All is not well aboard a star freighter transporting a massive cargo of VOC robots. The Doctor arrives to find that his previous encounter the mechanical servants aboard a sandminer has been mainly forgotten and only survived as a tale greatly altered to make the company look good. Unfortunately, trying to hush up a murder spree does not prevent a similar series of killings from taking place, apparently perpetrated by the VOC robots, and no one can stop the body count from rising.
Chris Boucher and Robert Holmes’ Robots of Death is an absolute classic, one of the few stories that I would recommend to just about anyone. It has a palpable mood, stunning visual design, and Tom Baker at his best. A grim and gritty yet stylish whodunnit murder done in the style of Agatha Christie (though set on a sand miner on an alien planet), Robots of Death is nearly timeless.
So why even attempt a sequel?
Luckily, Nick Briggs loves Robots of Death as much as I do and has recognized what made that story work in his own story Robophobia. Set a short time after the sand miner murders, the Doctor returns to see the outcome on the culture of the future only to find that it has been hushed up by the company. In the process, he witnesses one man’s murder and is then throttled to death by the same killer robot. This is all in the first few minutes.
Nicola Walker (of the hit series Spooks) is superb as Liv Chenka, a somewhat out of sorts medical technician aboard the spacecraft, mourning the loss of her friend-who-could-have-been more. She suspects that something malevolent is going on, but, like the others of her time seems eager to just accept things as they are. The Doctor plays his trickster role to the hilt in this story, prodding others to peel away at the thin veneer of their world to discover what lies beneath.
In addition to Walker, comic actor and Doctor Who expert Toby Hadoke plays Farel, one of the jumpiest characters to ever grace a Big Finish Production. Most of the crew seem to stumble along through conversations, struggling for the right words or failing to convey the correct concepts, but Farel is purely mental. He drifts in and out of stammering fits and mumbles to himself as the situation deteriorates. One murder can be easily explained, but an entire shipment of robots exploding and a weird little man appearing out of a black box in the hold (yes, black) is another thing entirely. I was much more familiar with Hadoke from his writing and commentary, but he is sterling acting material.
As a sequel, Robophobia hits all the right marks. It correctly captures the style and feel of the original without needlessly re-telling the same story. It also embellishes the established tale without dishonoring Boucher’s script.

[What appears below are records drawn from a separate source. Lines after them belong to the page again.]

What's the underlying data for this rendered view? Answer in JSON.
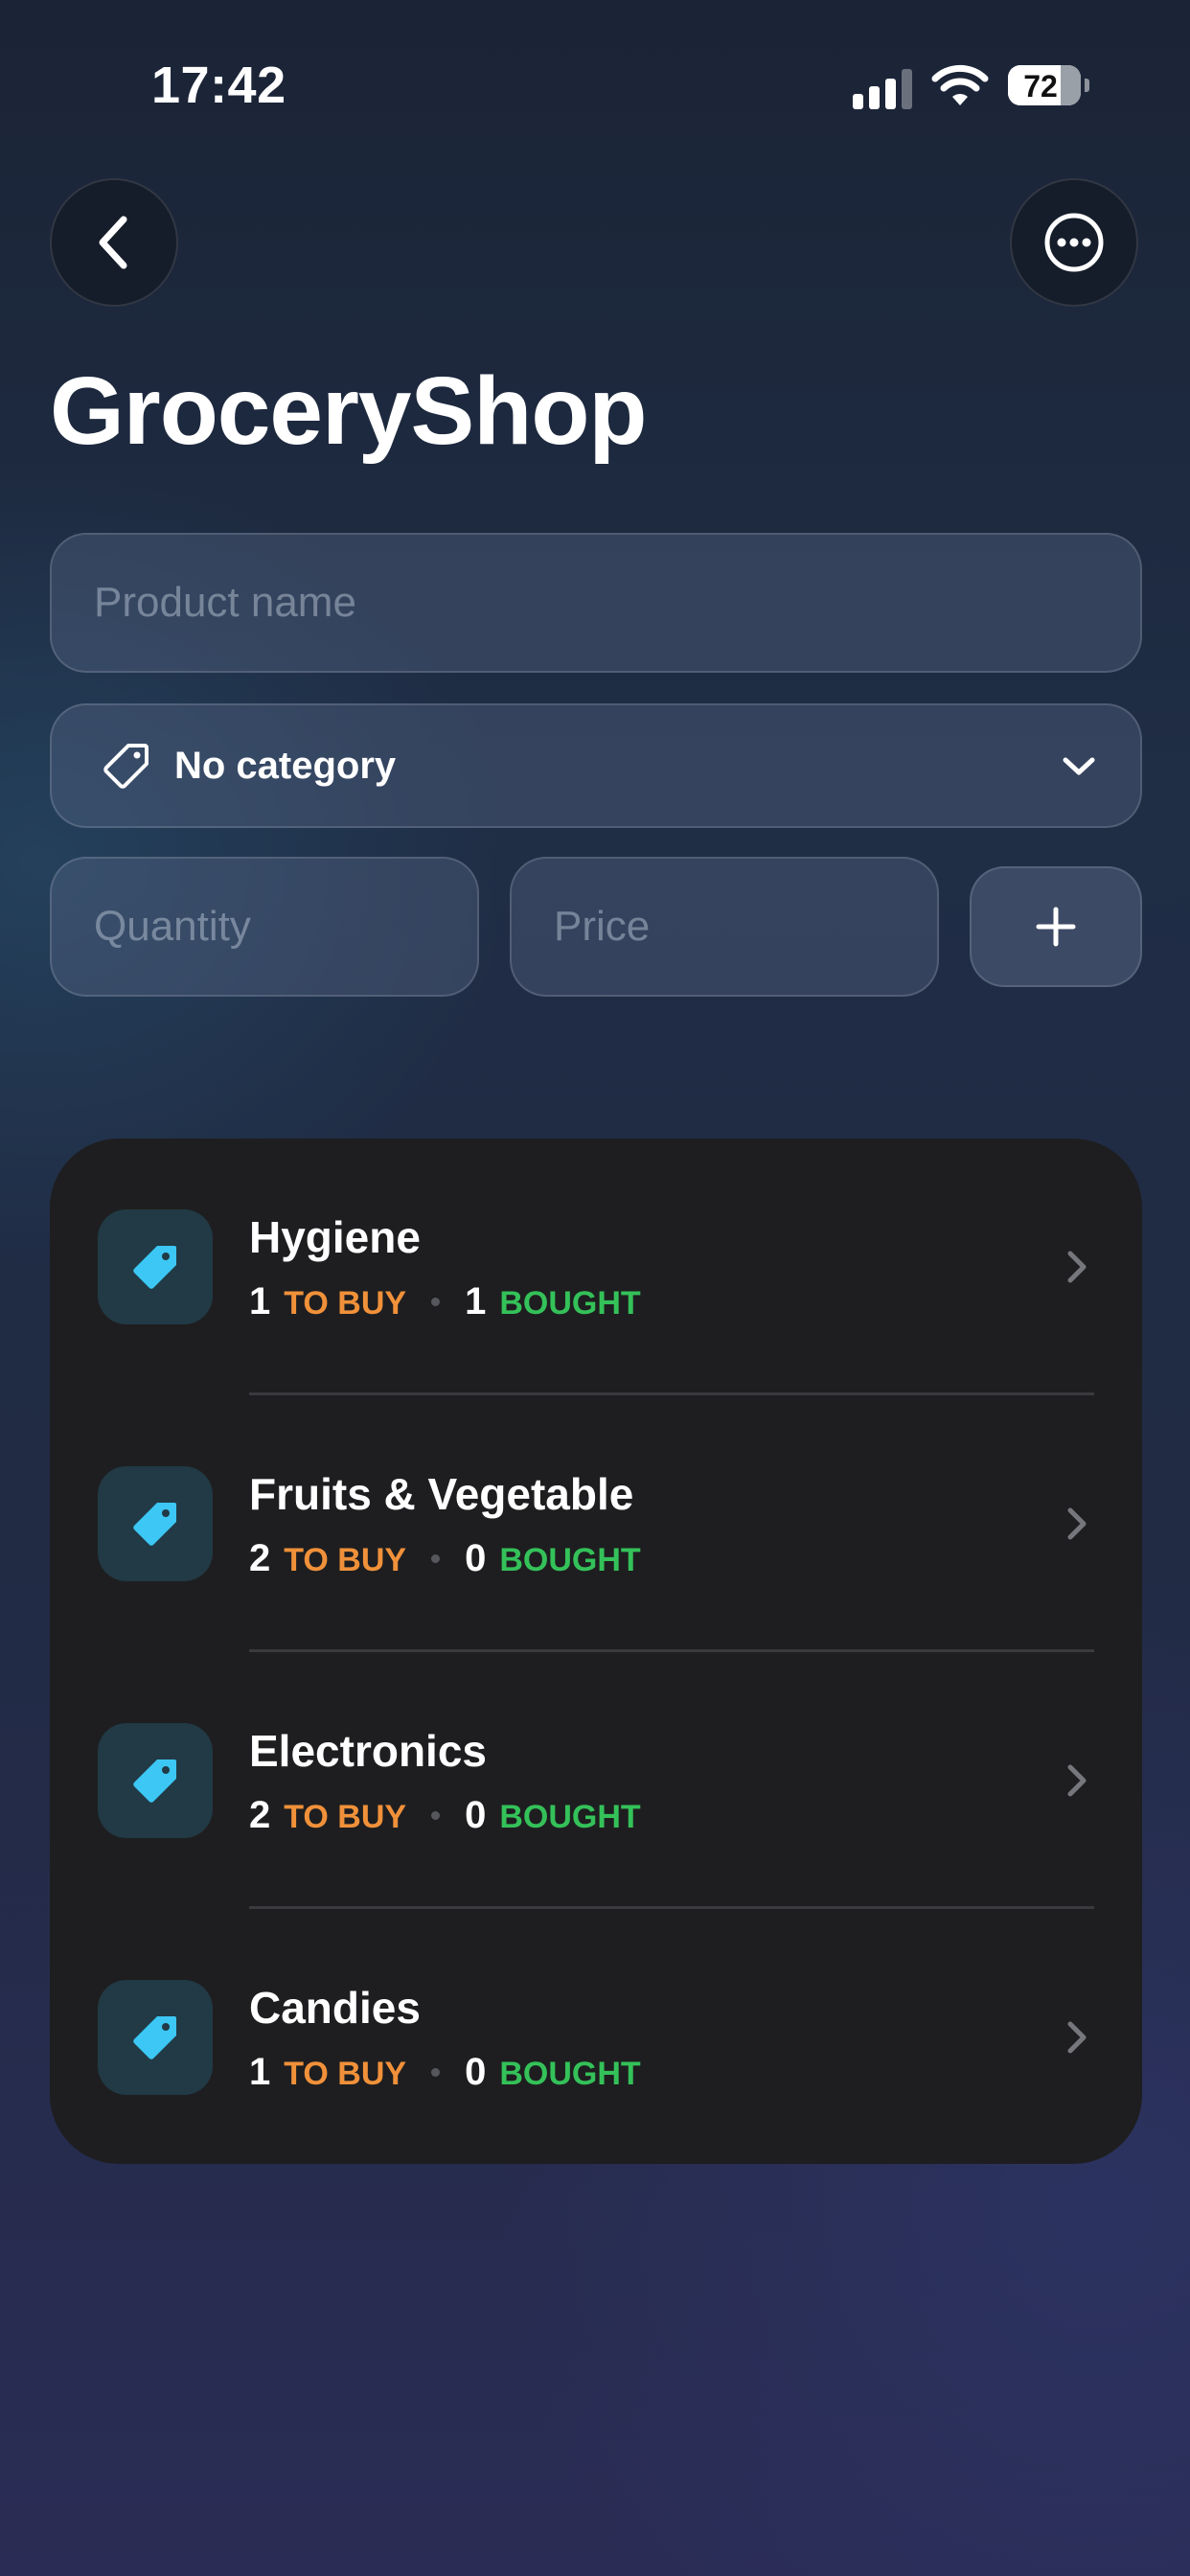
{
  "status_bar": {
    "time": "17:42",
    "battery": "72"
  },
  "header": {
    "title": "GroceryShop"
  },
  "form": {
    "product_placeholder": "Product name",
    "category_label": "No category",
    "quantity_placeholder": "Quantity",
    "price_placeholder": "Price"
  },
  "categories": [
    {
      "name": "Hygiene",
      "to_buy": "1",
      "to_buy_label": "TO BUY",
      "bought": "1",
      "bought_label": "BOUGHT"
    },
    {
      "name": "Fruits & Vegetable",
      "to_buy": "2",
      "to_buy_label": "TO BUY",
      "bought": "0",
      "bought_label": "BOUGHT"
    },
    {
      "name": "Electronics",
      "to_buy": "2",
      "to_buy_label": "TO BUY",
      "bought": "0",
      "bought_label": "BOUGHT"
    },
    {
      "name": "Candies",
      "to_buy": "1",
      "to_buy_label": "TO BUY",
      "bought": "0",
      "bought_label": "BOUGHT"
    }
  ],
  "colors": {
    "to_buy": "#f0913a",
    "bought": "#34c159",
    "tag_icon": "#3cc7f5"
  },
  "icons": [
    "signal-icon",
    "wifi-icon",
    "battery-icon",
    "back-chevron-icon",
    "more-icon",
    "tag-icon",
    "chevron-down-icon",
    "plus-icon",
    "chevron-right-icon"
  ]
}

Briggs dances a very fine line effortlessly, transforming what should have been a dreadful notion into an excellent experience.

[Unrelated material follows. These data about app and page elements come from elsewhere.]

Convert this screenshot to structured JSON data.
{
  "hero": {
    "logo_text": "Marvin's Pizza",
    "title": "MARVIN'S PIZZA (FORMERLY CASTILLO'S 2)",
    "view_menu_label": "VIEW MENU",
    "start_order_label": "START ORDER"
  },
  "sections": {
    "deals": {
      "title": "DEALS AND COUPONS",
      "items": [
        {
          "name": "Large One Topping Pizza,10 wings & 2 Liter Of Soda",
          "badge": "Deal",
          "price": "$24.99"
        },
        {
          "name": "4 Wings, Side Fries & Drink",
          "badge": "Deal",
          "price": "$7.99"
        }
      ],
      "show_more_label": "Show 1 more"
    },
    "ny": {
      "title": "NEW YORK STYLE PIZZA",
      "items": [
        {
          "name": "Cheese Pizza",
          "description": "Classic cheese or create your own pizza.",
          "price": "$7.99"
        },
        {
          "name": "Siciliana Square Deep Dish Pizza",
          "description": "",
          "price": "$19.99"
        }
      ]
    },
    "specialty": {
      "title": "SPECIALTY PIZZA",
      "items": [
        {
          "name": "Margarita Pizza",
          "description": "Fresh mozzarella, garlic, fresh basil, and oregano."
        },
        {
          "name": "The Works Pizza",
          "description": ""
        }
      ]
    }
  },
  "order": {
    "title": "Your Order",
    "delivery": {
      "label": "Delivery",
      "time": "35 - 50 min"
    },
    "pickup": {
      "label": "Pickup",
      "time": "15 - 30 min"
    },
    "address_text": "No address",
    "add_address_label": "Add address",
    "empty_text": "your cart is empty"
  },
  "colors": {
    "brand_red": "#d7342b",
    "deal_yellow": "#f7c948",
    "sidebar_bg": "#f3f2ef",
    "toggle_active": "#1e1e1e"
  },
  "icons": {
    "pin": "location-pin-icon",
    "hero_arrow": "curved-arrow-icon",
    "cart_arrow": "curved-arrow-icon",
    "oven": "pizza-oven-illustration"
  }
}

Robophobia plays up the Seventh Doctor’s strongest traits. He appears to know far more than he lets on, but he may just be playing a game. He also seems to appear out of nowhere as if by magic, but he’s just using maintenance access ports. The Doctor is also spritely yet full of rueful passages that hint at the destruction of an entire population. Briggs takes hints from the New Adventures books but dodges making his story into a navel-gazing emo-fest that occasionally happened in that line of novels, though most of them are definitely an important part of the Doctor Who mythos.

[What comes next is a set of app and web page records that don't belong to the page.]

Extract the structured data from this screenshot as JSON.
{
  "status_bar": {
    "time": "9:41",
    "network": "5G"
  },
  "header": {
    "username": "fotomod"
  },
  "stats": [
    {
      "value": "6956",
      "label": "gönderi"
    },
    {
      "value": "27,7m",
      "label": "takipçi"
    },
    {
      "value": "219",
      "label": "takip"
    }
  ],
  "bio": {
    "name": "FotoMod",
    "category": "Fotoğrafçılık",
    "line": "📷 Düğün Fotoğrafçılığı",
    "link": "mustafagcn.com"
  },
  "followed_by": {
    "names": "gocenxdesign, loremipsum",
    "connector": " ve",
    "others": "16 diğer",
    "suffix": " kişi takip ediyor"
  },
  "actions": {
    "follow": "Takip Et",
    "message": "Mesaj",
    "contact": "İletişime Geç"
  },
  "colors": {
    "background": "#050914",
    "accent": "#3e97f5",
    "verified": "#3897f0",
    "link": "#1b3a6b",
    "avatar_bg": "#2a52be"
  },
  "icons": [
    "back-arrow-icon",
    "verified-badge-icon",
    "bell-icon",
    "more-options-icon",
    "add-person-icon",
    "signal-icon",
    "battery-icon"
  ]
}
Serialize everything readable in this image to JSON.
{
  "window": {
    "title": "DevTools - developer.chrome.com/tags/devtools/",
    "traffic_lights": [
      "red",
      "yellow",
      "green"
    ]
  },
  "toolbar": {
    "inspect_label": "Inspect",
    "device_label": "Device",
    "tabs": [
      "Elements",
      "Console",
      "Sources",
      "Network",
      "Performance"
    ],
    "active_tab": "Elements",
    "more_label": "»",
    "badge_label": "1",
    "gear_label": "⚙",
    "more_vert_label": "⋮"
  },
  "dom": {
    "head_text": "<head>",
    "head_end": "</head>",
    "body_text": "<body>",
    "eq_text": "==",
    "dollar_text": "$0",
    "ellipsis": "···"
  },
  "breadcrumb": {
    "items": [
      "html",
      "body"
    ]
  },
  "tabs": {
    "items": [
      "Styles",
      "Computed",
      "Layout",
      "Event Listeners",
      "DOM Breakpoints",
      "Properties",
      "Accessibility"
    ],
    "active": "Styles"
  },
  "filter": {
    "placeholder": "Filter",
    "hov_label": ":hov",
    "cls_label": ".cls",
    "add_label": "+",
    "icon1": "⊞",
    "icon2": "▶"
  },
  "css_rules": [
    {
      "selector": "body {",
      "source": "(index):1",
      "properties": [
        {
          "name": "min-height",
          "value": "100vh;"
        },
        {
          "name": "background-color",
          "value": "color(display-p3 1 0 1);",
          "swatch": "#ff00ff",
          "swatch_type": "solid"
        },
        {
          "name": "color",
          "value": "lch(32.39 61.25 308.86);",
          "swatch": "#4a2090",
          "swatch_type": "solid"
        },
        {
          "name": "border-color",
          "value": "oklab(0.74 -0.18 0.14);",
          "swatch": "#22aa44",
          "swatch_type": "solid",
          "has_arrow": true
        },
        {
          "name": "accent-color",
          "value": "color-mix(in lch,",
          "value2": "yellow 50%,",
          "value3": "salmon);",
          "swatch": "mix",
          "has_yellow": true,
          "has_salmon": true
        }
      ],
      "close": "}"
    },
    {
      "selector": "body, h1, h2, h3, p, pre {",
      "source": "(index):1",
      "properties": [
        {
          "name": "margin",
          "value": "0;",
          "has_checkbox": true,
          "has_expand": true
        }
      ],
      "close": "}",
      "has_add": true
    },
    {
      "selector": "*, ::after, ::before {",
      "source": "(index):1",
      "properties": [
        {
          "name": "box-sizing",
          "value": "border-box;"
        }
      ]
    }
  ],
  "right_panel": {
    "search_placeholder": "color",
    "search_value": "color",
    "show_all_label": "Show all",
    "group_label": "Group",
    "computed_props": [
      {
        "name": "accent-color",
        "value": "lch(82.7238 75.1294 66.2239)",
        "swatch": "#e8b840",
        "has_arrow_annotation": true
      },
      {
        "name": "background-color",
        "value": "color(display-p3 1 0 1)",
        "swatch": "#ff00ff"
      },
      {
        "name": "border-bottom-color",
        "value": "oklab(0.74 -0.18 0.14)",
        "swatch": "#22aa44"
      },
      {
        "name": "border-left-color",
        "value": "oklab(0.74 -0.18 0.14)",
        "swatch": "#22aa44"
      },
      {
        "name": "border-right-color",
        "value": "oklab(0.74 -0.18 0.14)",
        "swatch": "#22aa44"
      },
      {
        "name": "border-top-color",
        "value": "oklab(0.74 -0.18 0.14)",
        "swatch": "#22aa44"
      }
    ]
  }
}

Traveling alone, the Doctor is an entirely alien persona who only the listener understands and can chuckle with childlike glee as the other characters he encounters find him baffling. At one point he attempts to pass off his attire a the ‘latest thing in the engineering deck’ and that his hat is for small fluid leaks while the umbrella could be used for much bigger ones. It’s a delight and re-affirms the magical appeal of the Seventh Doctor.